Sundram therefore advocates investing more in the relationship and building connectivity — be it strategic, economic or people-centric. Two key projects that Sundram feels could provide the engine for transformation are the Regional Comprehensive Economic Partnership (RCEP), projected to cover approximately 40 per cent of the world’s population and trade and 33 per cent of global GDP, and the Asean-India Air Transport Agreement, which will facilitate trade, investment and tourism among others.

Sundram also advises India to focus on digital connectivity — an area of strength that is valued highly by Asean member states, and wants an enhancement in functional cooperation in sectors such as education, SMEs, agriculture, tourism, environment and IT. Singh on his part believes that a progressively and strategically stressed south-east Asia requires greater attention and assertive India-Asean collaboration on multiple fronts.

The road ahead

Asia-Pacific being one of the most dynamic regions on earth, and critical to shaping and realising the Asian Century, calls for a favourable balance of power to maintain geostrategic stability. It is in this context that New Delhi’s contribution remains pivotal to successfully confronting common challenges.

While Ambassador Singh espouses strategic coordination in vital areas, including capacity building, health, human resources and services, Sundram contends India-Asean collaboration in multilateral platforms like the Asean Regional Forum, the East Asia Summit and the United Nations will help build trust and contribute to regional peace. For a fruitful partnership to fructify on the economic front, Sundram says, the two sides must look into non-tariff barriers, once tariff slides, and improve market access.

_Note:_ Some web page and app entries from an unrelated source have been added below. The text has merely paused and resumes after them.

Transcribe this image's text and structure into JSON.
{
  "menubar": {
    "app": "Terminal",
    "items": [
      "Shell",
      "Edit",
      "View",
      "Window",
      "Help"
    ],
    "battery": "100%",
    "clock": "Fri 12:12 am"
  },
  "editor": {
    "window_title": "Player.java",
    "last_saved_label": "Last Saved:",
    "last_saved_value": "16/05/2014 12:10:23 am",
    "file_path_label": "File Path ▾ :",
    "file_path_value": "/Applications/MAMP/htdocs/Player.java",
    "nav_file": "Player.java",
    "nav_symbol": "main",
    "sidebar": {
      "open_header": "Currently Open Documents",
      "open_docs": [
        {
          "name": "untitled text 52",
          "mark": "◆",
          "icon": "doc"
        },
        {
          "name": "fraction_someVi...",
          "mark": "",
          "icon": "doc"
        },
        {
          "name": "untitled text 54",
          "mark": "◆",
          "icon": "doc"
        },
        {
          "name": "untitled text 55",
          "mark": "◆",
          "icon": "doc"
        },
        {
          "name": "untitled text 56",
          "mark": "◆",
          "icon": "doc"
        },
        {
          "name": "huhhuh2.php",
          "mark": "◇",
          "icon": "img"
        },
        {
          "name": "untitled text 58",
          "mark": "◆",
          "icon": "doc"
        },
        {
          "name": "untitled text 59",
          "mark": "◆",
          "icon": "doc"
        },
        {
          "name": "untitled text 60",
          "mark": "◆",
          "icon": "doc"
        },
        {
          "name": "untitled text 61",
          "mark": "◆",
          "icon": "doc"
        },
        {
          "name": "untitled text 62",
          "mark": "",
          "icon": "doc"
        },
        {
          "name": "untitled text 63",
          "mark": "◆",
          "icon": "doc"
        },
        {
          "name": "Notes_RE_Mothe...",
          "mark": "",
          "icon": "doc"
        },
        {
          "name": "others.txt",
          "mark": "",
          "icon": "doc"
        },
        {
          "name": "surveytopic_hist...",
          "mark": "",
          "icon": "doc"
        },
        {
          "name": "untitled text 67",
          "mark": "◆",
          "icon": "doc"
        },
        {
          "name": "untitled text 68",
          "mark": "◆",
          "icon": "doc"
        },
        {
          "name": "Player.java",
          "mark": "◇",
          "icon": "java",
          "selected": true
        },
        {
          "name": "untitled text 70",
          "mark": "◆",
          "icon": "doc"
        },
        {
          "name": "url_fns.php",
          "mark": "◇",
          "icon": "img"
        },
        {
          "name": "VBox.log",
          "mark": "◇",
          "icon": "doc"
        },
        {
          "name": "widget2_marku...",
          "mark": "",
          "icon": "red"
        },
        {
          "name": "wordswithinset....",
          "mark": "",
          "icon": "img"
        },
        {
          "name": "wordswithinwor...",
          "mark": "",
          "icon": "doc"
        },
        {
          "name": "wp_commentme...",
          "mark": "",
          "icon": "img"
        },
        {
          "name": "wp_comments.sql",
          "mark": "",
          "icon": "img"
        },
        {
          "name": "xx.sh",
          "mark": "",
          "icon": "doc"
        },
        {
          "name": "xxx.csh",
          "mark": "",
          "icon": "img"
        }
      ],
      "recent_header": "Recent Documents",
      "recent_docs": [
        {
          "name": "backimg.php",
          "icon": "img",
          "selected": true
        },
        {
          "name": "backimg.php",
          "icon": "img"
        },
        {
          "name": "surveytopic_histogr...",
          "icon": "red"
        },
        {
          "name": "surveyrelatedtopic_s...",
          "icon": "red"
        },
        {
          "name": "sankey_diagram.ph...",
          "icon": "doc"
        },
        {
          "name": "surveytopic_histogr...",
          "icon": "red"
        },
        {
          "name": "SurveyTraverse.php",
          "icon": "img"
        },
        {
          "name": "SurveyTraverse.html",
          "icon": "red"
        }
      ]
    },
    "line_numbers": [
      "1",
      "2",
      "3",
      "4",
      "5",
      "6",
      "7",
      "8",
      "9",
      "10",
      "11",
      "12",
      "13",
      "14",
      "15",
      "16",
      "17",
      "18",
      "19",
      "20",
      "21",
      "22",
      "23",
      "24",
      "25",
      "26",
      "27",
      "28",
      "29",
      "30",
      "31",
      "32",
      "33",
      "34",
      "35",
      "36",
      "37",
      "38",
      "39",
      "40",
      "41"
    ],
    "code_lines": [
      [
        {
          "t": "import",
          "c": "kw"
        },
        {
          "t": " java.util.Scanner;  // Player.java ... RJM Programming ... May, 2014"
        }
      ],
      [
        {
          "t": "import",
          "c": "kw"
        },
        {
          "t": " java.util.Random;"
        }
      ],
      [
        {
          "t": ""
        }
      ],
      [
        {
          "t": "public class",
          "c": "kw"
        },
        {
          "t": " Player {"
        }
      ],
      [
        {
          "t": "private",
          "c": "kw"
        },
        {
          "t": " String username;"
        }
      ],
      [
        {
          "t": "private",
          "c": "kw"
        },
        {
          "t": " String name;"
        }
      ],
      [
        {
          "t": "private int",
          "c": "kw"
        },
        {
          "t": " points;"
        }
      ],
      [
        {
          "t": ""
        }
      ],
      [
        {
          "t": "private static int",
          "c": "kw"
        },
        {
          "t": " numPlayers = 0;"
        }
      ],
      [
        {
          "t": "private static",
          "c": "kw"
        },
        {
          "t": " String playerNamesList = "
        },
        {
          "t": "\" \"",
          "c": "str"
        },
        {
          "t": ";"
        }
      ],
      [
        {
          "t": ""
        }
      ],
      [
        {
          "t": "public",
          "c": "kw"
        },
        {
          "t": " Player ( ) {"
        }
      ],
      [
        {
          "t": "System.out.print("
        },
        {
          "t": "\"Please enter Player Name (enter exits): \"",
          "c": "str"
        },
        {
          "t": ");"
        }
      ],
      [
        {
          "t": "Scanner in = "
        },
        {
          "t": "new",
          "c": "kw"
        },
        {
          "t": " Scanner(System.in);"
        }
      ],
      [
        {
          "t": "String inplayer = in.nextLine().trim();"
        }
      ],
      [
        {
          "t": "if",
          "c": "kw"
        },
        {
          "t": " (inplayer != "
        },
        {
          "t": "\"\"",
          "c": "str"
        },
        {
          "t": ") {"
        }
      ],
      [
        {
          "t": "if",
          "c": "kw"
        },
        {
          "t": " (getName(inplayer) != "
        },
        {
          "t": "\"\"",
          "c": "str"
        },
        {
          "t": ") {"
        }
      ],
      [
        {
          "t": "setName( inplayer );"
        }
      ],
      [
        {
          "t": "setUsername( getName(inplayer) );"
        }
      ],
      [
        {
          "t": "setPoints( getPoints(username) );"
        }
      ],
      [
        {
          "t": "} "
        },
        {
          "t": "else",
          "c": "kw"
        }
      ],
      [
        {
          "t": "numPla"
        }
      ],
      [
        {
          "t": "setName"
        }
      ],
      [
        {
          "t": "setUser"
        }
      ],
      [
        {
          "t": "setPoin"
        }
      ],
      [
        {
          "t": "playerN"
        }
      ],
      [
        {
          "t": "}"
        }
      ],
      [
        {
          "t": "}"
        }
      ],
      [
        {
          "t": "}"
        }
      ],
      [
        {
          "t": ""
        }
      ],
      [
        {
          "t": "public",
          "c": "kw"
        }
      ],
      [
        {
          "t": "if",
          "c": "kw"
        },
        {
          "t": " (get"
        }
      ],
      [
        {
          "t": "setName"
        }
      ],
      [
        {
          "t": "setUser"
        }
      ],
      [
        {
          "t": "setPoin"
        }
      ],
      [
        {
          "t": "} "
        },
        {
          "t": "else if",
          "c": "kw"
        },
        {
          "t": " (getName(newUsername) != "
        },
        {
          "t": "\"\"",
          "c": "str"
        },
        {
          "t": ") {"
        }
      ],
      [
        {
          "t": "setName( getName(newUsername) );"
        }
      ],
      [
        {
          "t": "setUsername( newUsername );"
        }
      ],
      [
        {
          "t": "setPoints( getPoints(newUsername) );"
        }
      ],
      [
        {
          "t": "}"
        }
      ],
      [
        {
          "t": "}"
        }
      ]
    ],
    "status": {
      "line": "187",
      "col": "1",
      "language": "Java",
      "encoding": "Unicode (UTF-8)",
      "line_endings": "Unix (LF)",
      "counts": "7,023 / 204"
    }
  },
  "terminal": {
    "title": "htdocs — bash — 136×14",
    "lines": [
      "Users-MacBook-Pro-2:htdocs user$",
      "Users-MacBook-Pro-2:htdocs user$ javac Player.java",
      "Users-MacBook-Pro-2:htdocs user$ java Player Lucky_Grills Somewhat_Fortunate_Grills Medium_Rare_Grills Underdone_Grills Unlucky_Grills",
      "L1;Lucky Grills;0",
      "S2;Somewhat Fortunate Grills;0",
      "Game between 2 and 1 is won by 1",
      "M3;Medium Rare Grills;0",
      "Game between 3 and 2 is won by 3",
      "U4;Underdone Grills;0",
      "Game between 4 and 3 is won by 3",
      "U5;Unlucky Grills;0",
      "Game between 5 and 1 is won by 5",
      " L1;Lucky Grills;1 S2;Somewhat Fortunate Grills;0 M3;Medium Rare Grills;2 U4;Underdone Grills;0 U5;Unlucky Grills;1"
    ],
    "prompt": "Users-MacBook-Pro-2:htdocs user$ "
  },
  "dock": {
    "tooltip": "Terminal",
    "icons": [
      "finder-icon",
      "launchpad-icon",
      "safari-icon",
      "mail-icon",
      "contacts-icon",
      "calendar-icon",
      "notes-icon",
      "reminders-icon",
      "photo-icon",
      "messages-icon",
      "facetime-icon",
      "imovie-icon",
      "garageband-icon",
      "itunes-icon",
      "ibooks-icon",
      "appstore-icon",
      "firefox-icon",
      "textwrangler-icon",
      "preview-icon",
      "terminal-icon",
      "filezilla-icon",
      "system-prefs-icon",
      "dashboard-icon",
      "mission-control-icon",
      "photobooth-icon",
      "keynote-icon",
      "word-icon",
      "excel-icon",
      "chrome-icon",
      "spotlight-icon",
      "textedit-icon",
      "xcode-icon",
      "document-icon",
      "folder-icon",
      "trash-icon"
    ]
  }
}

And finally, even though Asean leadership wants India to ramp-up investments in infrastructure, the Indian industry seems to be lethargic in grasping this opportunity despite the existence of Indian government funded credit facility for connectivity development in south-east Asia. According to Alwyn Didar Singh, principal adviser to the President of Federation of Indian Chambers of Commerce and Industry, there is always a difference between a development grant and a public-private-partnership loan.

“For [a] PPP loan a well tried out and trusted business model is an imperative. One can only speculate that this has not yet happened for Indian business to fully understand the business model in Asean,” says Singh. His remedy to this problem of underutilised line of credit in a region where the Chinese have grasped infrastructure investment opportunities aggressively is — “share the information and present the business model and opportunity to Indian business and let them take the call, just as we do for infra projects in India.”